▸ Work request:
I need every line that includes the word "title" copied from the material.

......

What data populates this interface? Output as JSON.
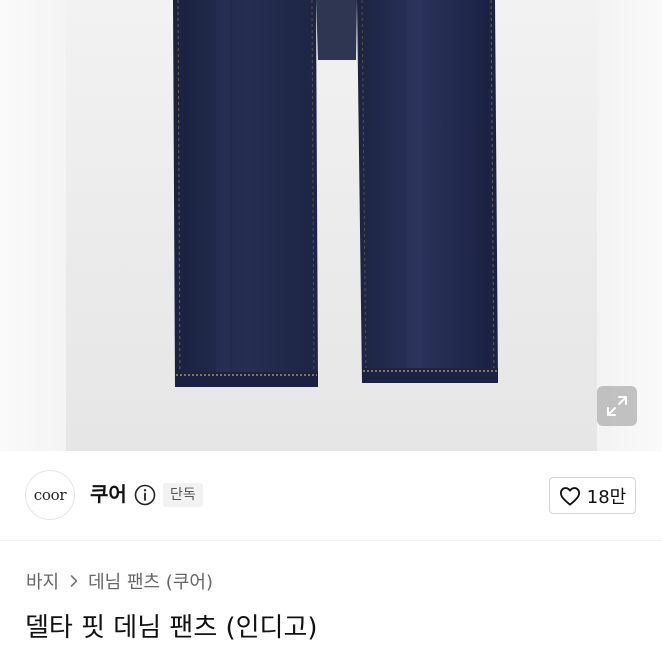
{
  "product_image": {
    "alt": "",
    "expand_icon": "expand-arrows-icon"
  },
  "brand": {
    "logo_text": "coor",
    "name": "쿠어",
    "info_icon": "info-icon",
    "badge": "단독"
  },
  "like": {
    "icon": "heart-outline-icon",
    "count": "18만"
  },
  "breadcrumb": {
    "items": [
      "바지",
      "데님 팬츠 (쿠어)"
    ],
    "separator_icon": "chevron-right-icon"
  },
  "product": {
    "title": "델타 핏 데님 팬츠 (인디고)"
  },
  "colors": {
    "denim": "#1c2340",
    "denim_highlight": "#2c3558",
    "stitch": "#c9a46a",
    "background": "#ececec",
    "text_primary": "#111111",
    "text_secondary": "#666666"
  }
}
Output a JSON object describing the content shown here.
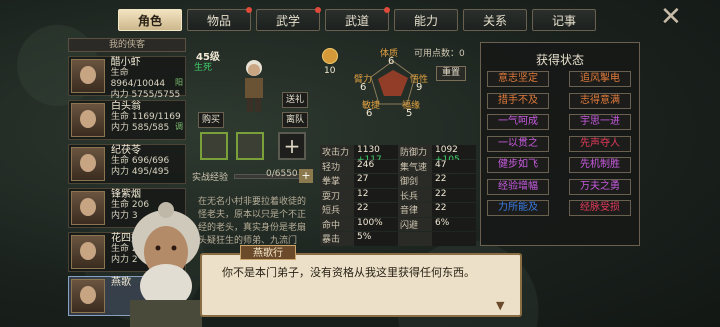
{
  "tabs": [
    {
      "label": "角色",
      "active": true,
      "dot": false
    },
    {
      "label": "物品",
      "active": false,
      "dot": true
    },
    {
      "label": "武学",
      "active": false,
      "dot": true
    },
    {
      "label": "武道",
      "active": false,
      "dot": true
    },
    {
      "label": "能力",
      "active": false,
      "dot": false
    },
    {
      "label": "关系",
      "active": false,
      "dot": false
    },
    {
      "label": "记事",
      "active": false,
      "dot": false
    }
  ],
  "left": {
    "title": "我的侠客",
    "heroes": [
      {
        "name": "醋小虾",
        "hp": "生命 8964/10044",
        "mp": "内力 5755/5755",
        "tag": "阳"
      },
      {
        "name": "白头翁",
        "hp": "生命 1169/1169",
        "mp": "内力 585/585",
        "tag": "调"
      },
      {
        "name": "纪茯苓",
        "hp": "生命 696/696",
        "mp": "内力 495/495",
        "tag": ""
      },
      {
        "name": "锋紫烟",
        "hp": "生命 206",
        "mp": "内力 3",
        "tag": ""
      },
      {
        "name": "花四娘",
        "hp": "生命 2",
        "mp": "内力 2",
        "tag": ""
      },
      {
        "name": "燕歌",
        "hp": "",
        "mp": "",
        "tag": ""
      }
    ]
  },
  "character": {
    "level": "45级",
    "status": "生死",
    "buy": "购买",
    "gift": "送礼",
    "leave": "离队",
    "exp_label": "实战经验",
    "exp_value": "0/6550",
    "desc": "在无名小村非要拉着收徒的怪老夫，原本以只是个不正经的老头，真实身份是老扇头疑狂生的师弟、九流门"
  },
  "radar": {
    "coin_value": "10",
    "free_points": "可用点数：0",
    "reset": "重置",
    "labels": [
      {
        "k": "体质",
        "v": "6"
      },
      {
        "k": "悟性",
        "v": "9"
      },
      {
        "k": "福缘",
        "v": "5"
      },
      {
        "k": "敏捷",
        "v": "6"
      },
      {
        "k": "臂力",
        "v": "6"
      }
    ]
  },
  "stats": [
    [
      {
        "k": "攻击力",
        "v": "1130",
        "p": "+117"
      },
      {
        "k": "防御力",
        "v": "1092",
        "p": "+105"
      }
    ],
    [
      {
        "k": "轻功",
        "v": "246",
        "p": ""
      },
      {
        "k": "集气速度",
        "v": "47",
        "p": ""
      }
    ],
    [
      {
        "k": "拳掌",
        "v": "27",
        "p": ""
      },
      {
        "k": "御剑",
        "v": "22",
        "p": ""
      }
    ],
    [
      {
        "k": "耍刀",
        "v": "12",
        "p": ""
      },
      {
        "k": "长兵",
        "v": "22",
        "p": ""
      }
    ],
    [
      {
        "k": "短兵",
        "v": "22",
        "p": ""
      },
      {
        "k": "音律",
        "v": "22",
        "p": ""
      }
    ],
    [
      {
        "k": "命中",
        "v": "100%",
        "p": ""
      },
      {
        "k": "闪避",
        "v": "6%",
        "p": ""
      }
    ],
    [
      {
        "k": "暴击",
        "v": "5%",
        "p": ""
      },
      {
        "k": "",
        "v": "",
        "p": ""
      }
    ]
  ],
  "right": {
    "title": "获得状态",
    "skills": [
      {
        "label": "意志坚定",
        "color": "#e07a3a"
      },
      {
        "label": "追风掣电",
        "color": "#e07a3a"
      },
      {
        "label": "措手不及",
        "color": "#e07a3a"
      },
      {
        "label": "志得意满",
        "color": "#e07a3a"
      },
      {
        "label": "一气呵成",
        "color": "#c85ae0"
      },
      {
        "label": "宇思一进",
        "color": "#c85ae0"
      },
      {
        "label": "一以贯之",
        "color": "#c85ae0"
      },
      {
        "label": "先声夺人",
        "color": "#e03a5a"
      },
      {
        "label": "健步如飞",
        "color": "#c85ae0"
      },
      {
        "label": "先机制胜",
        "color": "#c85ae0"
      },
      {
        "label": "经验增幅",
        "color": "#c85ae0"
      },
      {
        "label": "万夫之勇",
        "color": "#c85ae0"
      },
      {
        "label": "力所能及",
        "color": "#3a7ae0"
      },
      {
        "label": "经脉受损",
        "color": "#e03a5a"
      }
    ]
  },
  "dialog": {
    "speaker": "燕歌行",
    "text": "你不是本门弟子，没有资格从我这里获得任何东西。"
  }
}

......

▸ Exercise output:
    "title": "델타 핏 데님 팬츠 (인디고)"
    "title": "我的侠客",
    "title": "获得状态",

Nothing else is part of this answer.